Egypt's election committee announces the result of the presidential election at the State Information Service headquarters in Cairo, Egypt, June 24, 2012. (AP)
In this image taken from Egypt State TV, Supporters of Muslim Brotherhood President Mohammed Morsi react to the announcement of his victory in Tahrir Square in Cairo, Egypt, June 24, 2012. (Reuters)
Supporters of Muslim Brotherhood's presidential candidate Mohamed Morsi celebrate his victory at Tahrir Square in Cairo, June 24, 2012. (Reuters)
Supporters of the Muslim Brotherhood's presidential candidate Mohamed Morsi carry a poster for him as they celebrate his victory in the presidential elections in Cairo, June 24, 2012. (Reuters)
Supporters of Muslim Brotherhood's presidential candidate Mohamed Morsi celebrate his victory at the election at Tahrir Square in Cairo, June 24, 2012. (Reuters)
A rally on behalf of the Muslim Brotherhood's Mohamed Morsi on Tahrir Square, Cairo, Egypt, June 24, 2012. (VOA/Elizabeth Arrott)
Supporters of ex-prime minister Ahmed Shafiq outside campaign headquarters in Dokki, Cairo, June 24, 2012. (VOA/ E. Arrott)
Fireworks explode as supporters of Muslim Brotherhood's presidential candidate Mohamed Morsi celebrate his victory in the election at Tahrir Square in Cairo, June 24, 2012. (Reuters)
Palestinians wave green Islamic flags that represent Hamas and the Egyptian national flag as they celebrate the victory of Mohammed Morsi in the Egyptian presidential elections, in Gaza City, June 24, 2012. (AP)
Hamas militants celebrate in the streets in Gaza City after Islamist Mohamed Morsi of the Muslim Brotherhood was declared Egypt's first democratic president, June 24, 2012. (Reuters)
The declaration that the Islamist leader captured 51.7 percent of the vote launched Egypt on a path unthinkable to Morsi's predecessor. Once a political prisoner under ousted President Hosni Mubarak, the 60-year-old Morsi has become the man to replace him.
But it is a far weaker position than the one for which the president-elect ran. Egypt's ruling military council has taken for itself key executive powers as well as legislative control after dissolving the Muslim Brotherhood-led parliament.
The announcement of the election winner ended a tense week in which results were delayed as the commission went over complaints of vote fraud from both sides. Morsi and his campaign rival, Ahmed Shafiq, claimed victory earlier in the week, and many saw the wait as a period of brinksmanship between the Brotherhood and the ruling military council over the post-election balance of power in Egypt.

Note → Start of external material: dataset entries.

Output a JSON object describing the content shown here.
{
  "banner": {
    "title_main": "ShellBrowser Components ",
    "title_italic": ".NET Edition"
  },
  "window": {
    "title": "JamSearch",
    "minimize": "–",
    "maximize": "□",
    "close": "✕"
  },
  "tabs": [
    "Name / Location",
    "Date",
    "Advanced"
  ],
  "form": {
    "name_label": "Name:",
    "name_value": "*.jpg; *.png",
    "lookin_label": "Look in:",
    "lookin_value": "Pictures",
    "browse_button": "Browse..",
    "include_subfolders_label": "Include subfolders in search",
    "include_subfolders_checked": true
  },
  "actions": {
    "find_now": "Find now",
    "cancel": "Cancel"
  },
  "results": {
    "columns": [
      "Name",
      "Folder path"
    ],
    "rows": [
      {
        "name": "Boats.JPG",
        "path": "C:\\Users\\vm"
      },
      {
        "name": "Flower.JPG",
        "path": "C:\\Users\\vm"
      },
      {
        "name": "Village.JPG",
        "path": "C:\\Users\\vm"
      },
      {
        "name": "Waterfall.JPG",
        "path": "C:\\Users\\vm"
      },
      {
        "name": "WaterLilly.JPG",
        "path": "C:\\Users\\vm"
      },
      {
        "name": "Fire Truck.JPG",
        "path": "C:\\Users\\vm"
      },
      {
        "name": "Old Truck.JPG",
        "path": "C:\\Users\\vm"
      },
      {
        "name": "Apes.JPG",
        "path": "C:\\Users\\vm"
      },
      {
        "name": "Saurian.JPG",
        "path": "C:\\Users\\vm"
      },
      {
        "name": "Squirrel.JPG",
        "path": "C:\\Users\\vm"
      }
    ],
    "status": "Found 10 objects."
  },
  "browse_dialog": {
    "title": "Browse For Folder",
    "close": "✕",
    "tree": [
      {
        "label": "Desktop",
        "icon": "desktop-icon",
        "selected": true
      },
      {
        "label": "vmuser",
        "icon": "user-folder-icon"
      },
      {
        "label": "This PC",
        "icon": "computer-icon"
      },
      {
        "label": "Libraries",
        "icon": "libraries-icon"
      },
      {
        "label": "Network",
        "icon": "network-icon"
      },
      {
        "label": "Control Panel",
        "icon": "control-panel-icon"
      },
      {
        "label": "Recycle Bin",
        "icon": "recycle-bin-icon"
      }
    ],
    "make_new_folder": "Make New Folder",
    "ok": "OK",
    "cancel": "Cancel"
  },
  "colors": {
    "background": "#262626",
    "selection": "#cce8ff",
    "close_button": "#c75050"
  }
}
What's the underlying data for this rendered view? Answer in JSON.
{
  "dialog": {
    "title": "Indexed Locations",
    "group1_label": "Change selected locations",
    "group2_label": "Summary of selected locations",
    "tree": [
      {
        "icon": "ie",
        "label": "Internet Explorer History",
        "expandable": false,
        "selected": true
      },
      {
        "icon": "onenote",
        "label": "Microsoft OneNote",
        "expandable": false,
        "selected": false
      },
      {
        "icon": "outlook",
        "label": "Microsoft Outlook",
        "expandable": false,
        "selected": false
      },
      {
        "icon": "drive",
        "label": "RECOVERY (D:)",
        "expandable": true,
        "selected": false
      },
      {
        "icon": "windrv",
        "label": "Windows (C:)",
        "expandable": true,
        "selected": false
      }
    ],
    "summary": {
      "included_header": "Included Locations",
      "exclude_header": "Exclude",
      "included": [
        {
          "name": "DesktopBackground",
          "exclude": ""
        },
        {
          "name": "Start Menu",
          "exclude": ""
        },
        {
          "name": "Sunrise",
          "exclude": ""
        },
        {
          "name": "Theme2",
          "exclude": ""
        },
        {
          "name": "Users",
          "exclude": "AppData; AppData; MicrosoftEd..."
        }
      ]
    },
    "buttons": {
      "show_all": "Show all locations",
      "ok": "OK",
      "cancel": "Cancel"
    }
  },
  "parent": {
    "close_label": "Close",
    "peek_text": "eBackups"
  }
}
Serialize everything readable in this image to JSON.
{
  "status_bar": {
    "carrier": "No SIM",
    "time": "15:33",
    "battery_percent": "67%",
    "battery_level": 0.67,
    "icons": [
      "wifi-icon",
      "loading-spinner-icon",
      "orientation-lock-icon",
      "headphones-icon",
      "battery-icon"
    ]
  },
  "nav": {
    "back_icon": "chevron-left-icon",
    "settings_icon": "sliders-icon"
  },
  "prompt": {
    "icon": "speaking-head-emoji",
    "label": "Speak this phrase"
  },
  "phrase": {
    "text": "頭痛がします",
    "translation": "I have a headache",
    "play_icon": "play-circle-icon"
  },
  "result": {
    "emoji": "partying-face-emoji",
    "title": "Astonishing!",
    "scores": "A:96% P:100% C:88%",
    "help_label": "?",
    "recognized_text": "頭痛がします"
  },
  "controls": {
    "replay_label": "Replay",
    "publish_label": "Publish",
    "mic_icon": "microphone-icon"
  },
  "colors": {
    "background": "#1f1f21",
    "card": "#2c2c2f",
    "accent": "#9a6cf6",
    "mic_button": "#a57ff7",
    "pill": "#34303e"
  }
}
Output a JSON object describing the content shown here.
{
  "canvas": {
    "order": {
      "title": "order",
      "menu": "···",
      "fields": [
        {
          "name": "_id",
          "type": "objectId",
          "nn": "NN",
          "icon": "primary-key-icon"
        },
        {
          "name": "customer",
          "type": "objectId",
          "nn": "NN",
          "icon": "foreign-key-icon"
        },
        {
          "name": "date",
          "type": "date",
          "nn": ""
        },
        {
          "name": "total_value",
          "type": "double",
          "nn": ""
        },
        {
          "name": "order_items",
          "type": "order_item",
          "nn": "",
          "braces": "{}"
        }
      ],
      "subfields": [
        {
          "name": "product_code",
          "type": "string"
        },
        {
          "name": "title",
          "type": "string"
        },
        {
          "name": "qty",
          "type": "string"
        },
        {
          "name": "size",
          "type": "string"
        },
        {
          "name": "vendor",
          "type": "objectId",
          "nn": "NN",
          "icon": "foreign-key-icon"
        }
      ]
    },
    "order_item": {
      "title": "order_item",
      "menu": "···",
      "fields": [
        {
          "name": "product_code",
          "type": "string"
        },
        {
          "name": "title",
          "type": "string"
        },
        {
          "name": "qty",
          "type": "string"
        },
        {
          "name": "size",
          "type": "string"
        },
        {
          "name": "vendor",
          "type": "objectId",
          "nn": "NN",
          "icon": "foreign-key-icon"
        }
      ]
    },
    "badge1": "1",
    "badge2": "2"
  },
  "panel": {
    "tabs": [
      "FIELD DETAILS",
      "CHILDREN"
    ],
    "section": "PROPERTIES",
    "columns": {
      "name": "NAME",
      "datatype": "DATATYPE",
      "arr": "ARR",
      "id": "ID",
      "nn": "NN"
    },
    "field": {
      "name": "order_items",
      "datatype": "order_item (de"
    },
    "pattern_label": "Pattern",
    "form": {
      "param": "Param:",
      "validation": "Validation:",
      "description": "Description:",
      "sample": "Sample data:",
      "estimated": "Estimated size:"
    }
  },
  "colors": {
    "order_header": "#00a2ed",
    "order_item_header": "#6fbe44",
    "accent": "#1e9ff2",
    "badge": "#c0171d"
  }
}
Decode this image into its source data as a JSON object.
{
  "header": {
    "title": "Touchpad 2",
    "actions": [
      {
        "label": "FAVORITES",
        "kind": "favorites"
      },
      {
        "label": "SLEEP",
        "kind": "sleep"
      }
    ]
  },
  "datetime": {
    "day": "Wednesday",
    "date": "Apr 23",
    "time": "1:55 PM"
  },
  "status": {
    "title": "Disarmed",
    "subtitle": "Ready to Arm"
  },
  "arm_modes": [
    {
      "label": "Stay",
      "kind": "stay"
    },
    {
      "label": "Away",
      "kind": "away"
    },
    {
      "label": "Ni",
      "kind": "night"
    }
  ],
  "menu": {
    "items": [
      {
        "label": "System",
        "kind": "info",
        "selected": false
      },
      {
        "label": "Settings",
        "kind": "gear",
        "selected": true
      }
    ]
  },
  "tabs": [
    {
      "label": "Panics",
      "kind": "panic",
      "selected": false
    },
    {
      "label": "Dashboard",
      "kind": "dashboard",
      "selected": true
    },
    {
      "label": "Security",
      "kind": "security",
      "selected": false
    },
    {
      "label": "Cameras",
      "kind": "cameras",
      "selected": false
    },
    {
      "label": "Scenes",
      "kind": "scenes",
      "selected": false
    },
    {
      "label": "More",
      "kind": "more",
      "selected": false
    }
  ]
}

The Supreme Council of the Armed Forces, which has headed Egypt since Mubarak's downfall in an uprising last year, promised to hand over power to a civilian leadership by the end of this month. Its actions during the past 10 days have cast deep doubt on that pledge.
“I think the military council is testing the determination of the people, and they are trying to find a way back to power,” said former presidential candidate and now Morsi supporter, Abdullah al Ashaal.
Morsi's supporters have vowed to stay in Tahrir Square until the military gives back its newly gained powers. The president-elect has formed a national unity front with secularists, liberals and some activists at the forefront of the revolution last year as a challenge to the possibility of continued military dominance.
Morsi also has resigned his positions in the Muslim Brotherhood as a nod to his promise of an inclusive government.
Earlier in the week, Morsi's rival in the run-off vote, former Prime Minister Ahmed Shafiq, promised to accept the results. But concerns remain about how his supporters will react. Many expressed fear of growing Islamism in what has been one of the Arab world's more tolerant nations.
Unrest in general has been a major worry since last year's uprising. Morsi campaign spokesman Gehad el Haddad pledged that the Islamist leader will address the problem head on.
“We can achieve the stability for the country and we can make the security, and also we can satisfy people’s demand from a new perspective, not from the old regime by oppression,” el Haddad said.
But analysts say the history of Egyptian politics promises a power struggle between Morsi and the military in the months ahead.